The Globe and Mail has a column by a 25-year-old “digital marketing expert” Patricia Untinen asking the question: “Has having children become unconscionable?”
The answer is not given—no post-Christian libertine would summon the chutzpah to (gasp)—tell someone what to do—but it is heavily implied that to procreate in our climate of change would be very stupid. Have you, like, not looked outside lately? As it turns out, it is as difficult to predict the future in 2022 as it was in 1922, and what responsible person decides to have children without knowing what the future holds?
Of course, the only reason any of us exist is because our ancestors chose to have children during wars, pandemics, natural disasters, and the brutal grind of life before modern medicine, but to ruminate on that for awhile would require more mental bandwidth and less self-absorption than most progressive activists are capable of. Untinen’s logic, applied any time before Untinen’s birth, would likely have precluded her existence and denied her the privilege it takes to write a column in a national newspaper wondering why people bother to have children (perhaps making those who invested in her generation by birthing them and funding their education ask themselves the same thing.)

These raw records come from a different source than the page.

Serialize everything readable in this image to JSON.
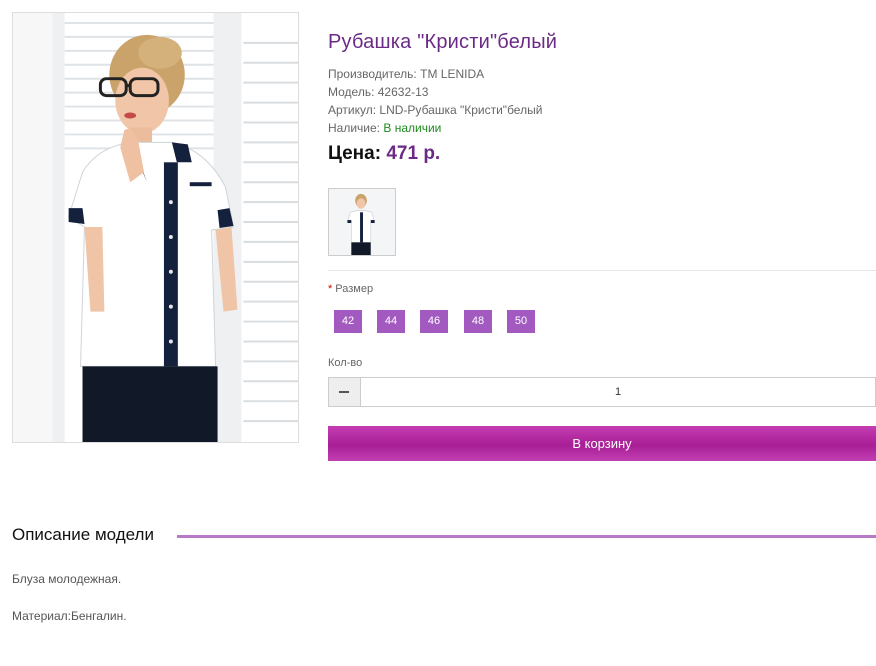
{
  "product": {
    "title": "Рубашка \"Кристи\"белый",
    "manufacturer_label": "Производитель:",
    "manufacturer": "TM LENIDA",
    "model_label": "Модель:",
    "model": "42632-13",
    "sku_label": "Артикул:",
    "sku": "LND-Рубашка \"Кристи\"белый",
    "availability_label": "Наличие:",
    "availability": "В наличии",
    "price_label": "Цена:",
    "price": "471 р."
  },
  "options": {
    "required_mark": "*",
    "size_label": "Размер",
    "sizes": [
      "42",
      "44",
      "46",
      "48",
      "50"
    ]
  },
  "quantity": {
    "label": "Кол-во",
    "value": "1"
  },
  "cart": {
    "button_label": "В корзину"
  },
  "description": {
    "heading": "Описание модели",
    "paragraphs": [
      "Блуза молодежная.",
      "Материал:Бенгалин."
    ]
  },
  "colors": {
    "accent": "#6a2a86",
    "size_button": "#a35ac0",
    "cart_button": "#b0279e",
    "in_stock": "#1e8a1e",
    "divider": "#b779c8"
  },
  "icons": {
    "qty_decrease": "minus-icon"
  }
}
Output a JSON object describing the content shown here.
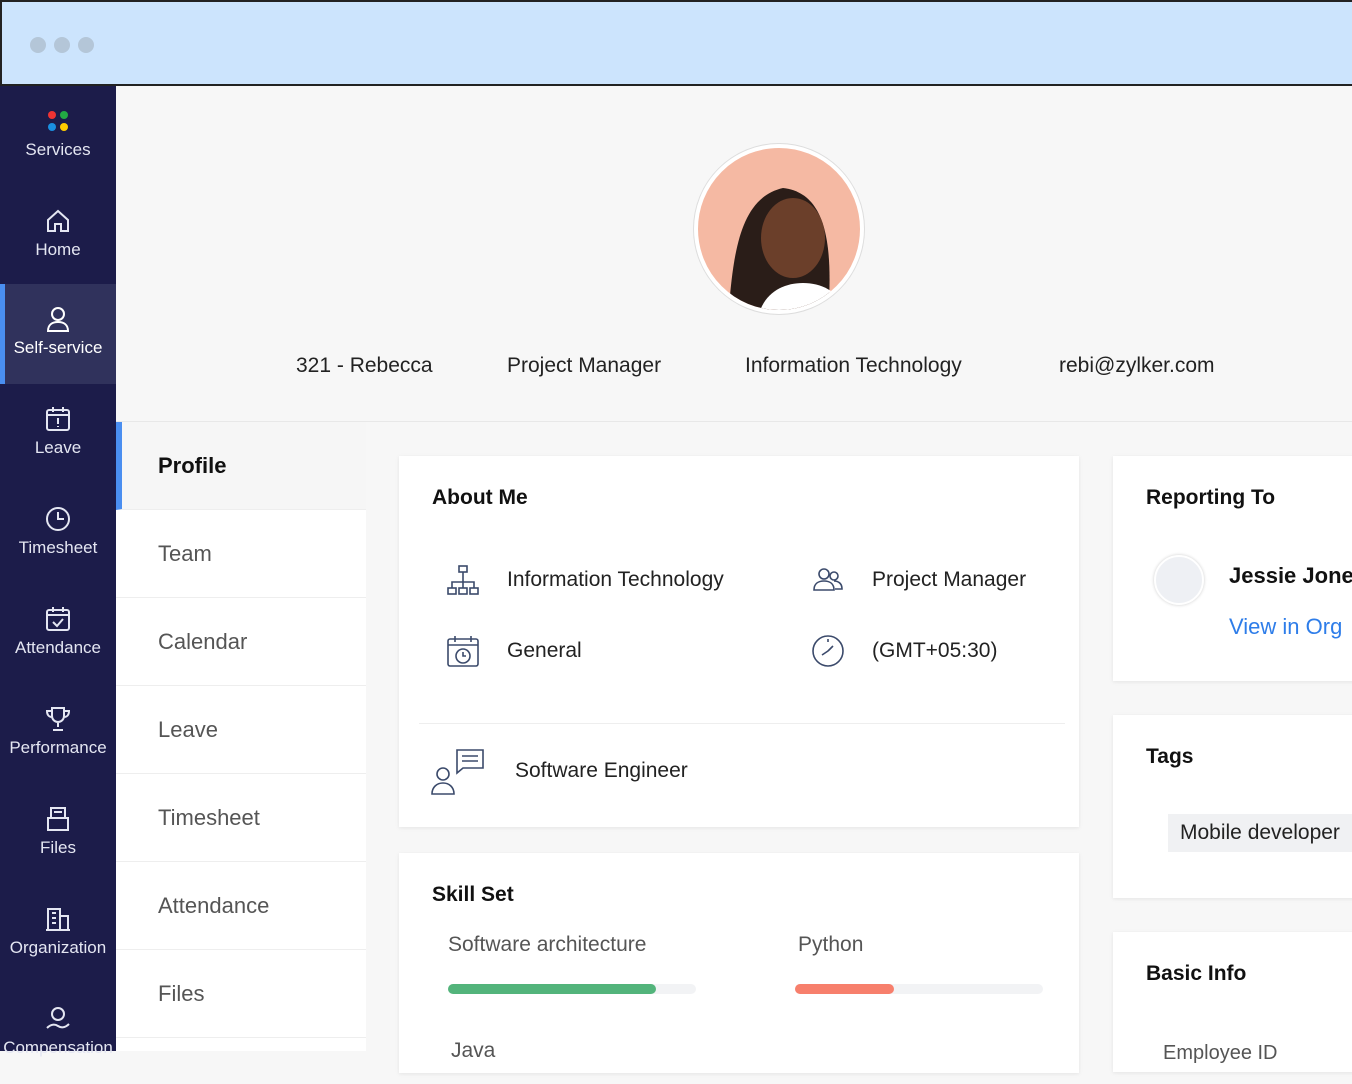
{
  "sidebar": {
    "items": [
      {
        "label": "Services"
      },
      {
        "label": "Home"
      },
      {
        "label": "Self-service"
      },
      {
        "label": "Leave"
      },
      {
        "label": "Timesheet"
      },
      {
        "label": "Attendance"
      },
      {
        "label": "Performance"
      },
      {
        "label": "Files"
      },
      {
        "label": "Organization"
      },
      {
        "label": "Compensation"
      }
    ]
  },
  "header": {
    "id_name": "321 - Rebecca",
    "role": "Project Manager",
    "department": "Information Technology",
    "email": "rebi@zylker.com"
  },
  "subnav": {
    "items": [
      "Profile",
      "Team",
      "Calendar",
      "Leave",
      "Timesheet",
      "Attendance",
      "Files"
    ]
  },
  "about": {
    "title": "About Me",
    "department": "Information Technology",
    "role": "Project Manager",
    "location": "General",
    "timezone": "(GMT+05:30)",
    "designation": "Software Engineer"
  },
  "skills": {
    "title": "Skill Set",
    "items": [
      {
        "name": "Software architecture",
        "level": 0.84,
        "color": "#53b47b"
      },
      {
        "name": "Python",
        "level": 0.4,
        "color": "#f77f6c"
      }
    ],
    "next": "Java"
  },
  "reporting": {
    "title": "Reporting To",
    "name": "Jessie Jones",
    "link": "View in Org"
  },
  "tags": {
    "title": "Tags",
    "items": [
      "Mobile developer"
    ]
  },
  "basic": {
    "title": "Basic Info",
    "field": "Employee ID"
  }
}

It’s not that Untinen doesn’t make any valid points. Housing prices are crazy, she says, and things are more expensive. Of course, poverty is relative, and what seems like penny-pinching to us would look like staggering luxury to most of our ancestors a couple of generations back. For my grandmother the biggest housing crisis was when the Germans flattened Rotterdam and being “poor” a century ago meant not having enough to eat. We spend as much on our smartphones as our grandparents did on food for a couple of months. Despite the challenges the upcoming generations face, the greatest shortage appears to be gratitude, standing as we do on the centuries of suffering that gave us this society.

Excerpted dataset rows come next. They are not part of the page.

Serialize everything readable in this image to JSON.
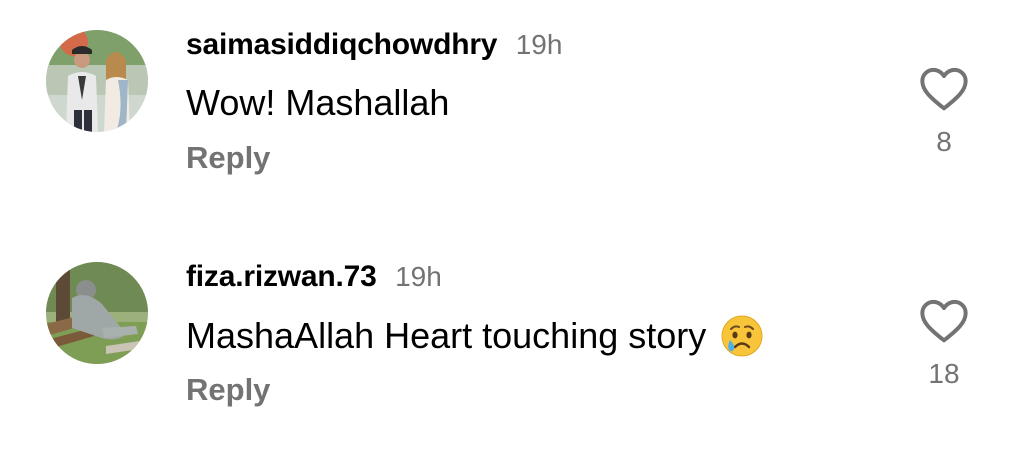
{
  "comments": [
    {
      "username": "saimasiddiqchowdhry",
      "time": "19h",
      "text": "Wow! Mashallah",
      "reply_label": "Reply",
      "like_count": "8",
      "avatar_icon": "avatar-photo-couple",
      "like_icon": "heart-outline-icon"
    },
    {
      "username": "fiza.rizwan.73",
      "time": "19h",
      "text": "MashaAllah Heart touching story",
      "emoji": "crying-face-emoji",
      "reply_label": "Reply",
      "like_count": "18",
      "avatar_icon": "avatar-photo-person-bench",
      "like_icon": "heart-outline-icon"
    }
  ],
  "colors": {
    "text_primary": "#000000",
    "text_secondary": "#737373",
    "background": "#ffffff"
  }
}
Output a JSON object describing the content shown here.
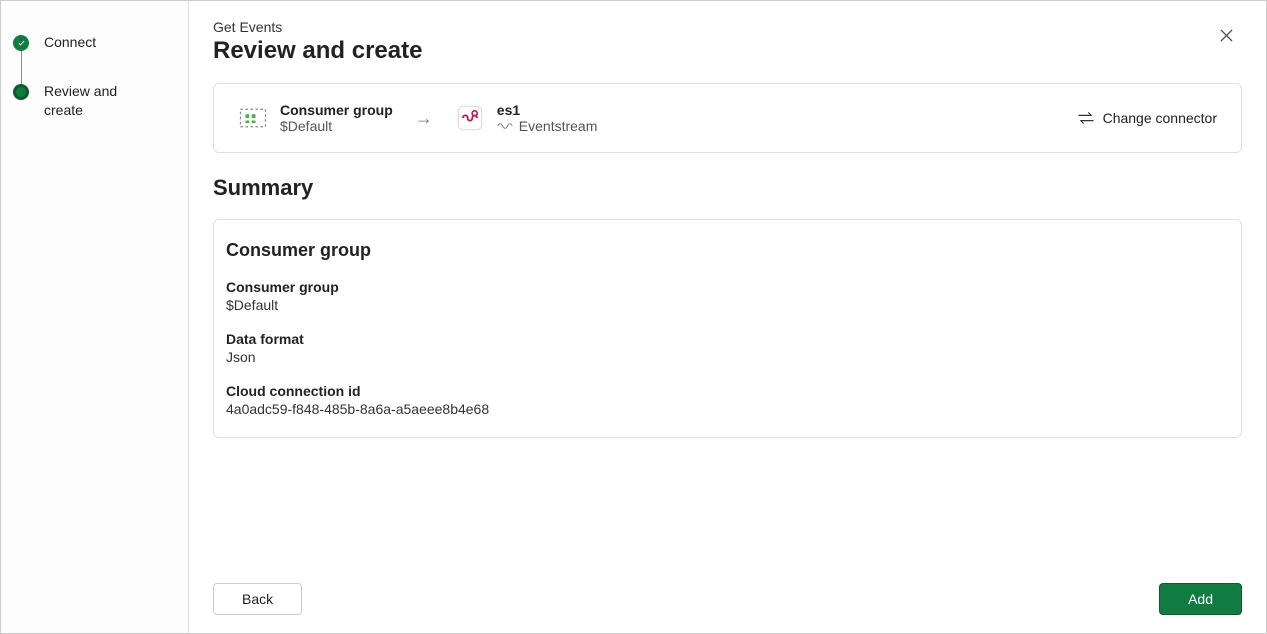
{
  "sidebar": {
    "steps": [
      {
        "label": "Connect",
        "state": "completed"
      },
      {
        "label": "Review and create",
        "state": "current"
      }
    ]
  },
  "header": {
    "breadcrumb": "Get Events",
    "title": "Review and create"
  },
  "connector": {
    "source": {
      "title": "Consumer group",
      "value": "$Default"
    },
    "destination": {
      "title": "es1",
      "type": "Eventstream"
    },
    "change_label": "Change connector"
  },
  "summary": {
    "title": "Summary",
    "group": {
      "title": "Consumer group",
      "fields": [
        {
          "label": "Consumer group",
          "value": "$Default"
        },
        {
          "label": "Data format",
          "value": "Json"
        },
        {
          "label": "Cloud connection id",
          "value": "4a0adc59-f848-485b-8a6a-a5aeee8b4e68"
        }
      ]
    }
  },
  "footer": {
    "back": "Back",
    "add": "Add"
  }
}
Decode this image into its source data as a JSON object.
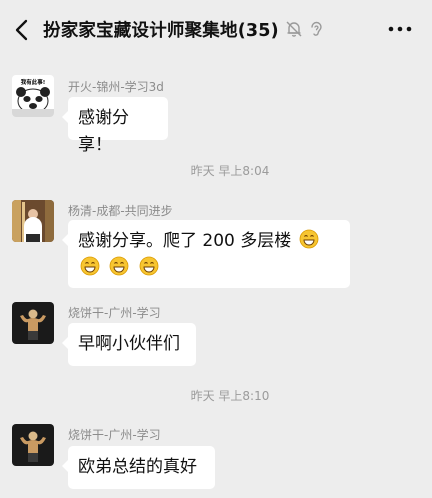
{
  "header": {
    "title": "扮家家宝藏设计师聚集地(35)"
  },
  "messages": [
    {
      "sender": "开火-锦州-学习3d",
      "text": "感谢分享！"
    },
    {
      "sender": "杨清-成都-共同进步",
      "text": "感谢分享。爬了 200 多层楼"
    },
    {
      "sender": "烧饼干-广州-学习",
      "text": "早啊小伙伴们"
    },
    {
      "sender": "烧饼干-广州-学习",
      "text": "欧弟总结的真好"
    }
  ],
  "timestamps": [
    "昨天 早上8:04",
    "昨天 早上8:10"
  ],
  "avatar1_caption": "我有此事!",
  "icons": {
    "back": "chevron-left-icon",
    "mute": "bell-off-icon",
    "ear": "ear-icon",
    "more": "more-dots-icon",
    "emoji": "grin-emoji-icon"
  },
  "colors": {
    "background": "#ededed",
    "bubble": "#ffffff",
    "meta_text": "#9b9b9b"
  }
}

Not that I’m trying to convince folks like Untinen to have kids, of course. I suspect the only way to make such people rethink their position is to ask: If straight folks stop having kids, how will LGBT couples find any to adopt?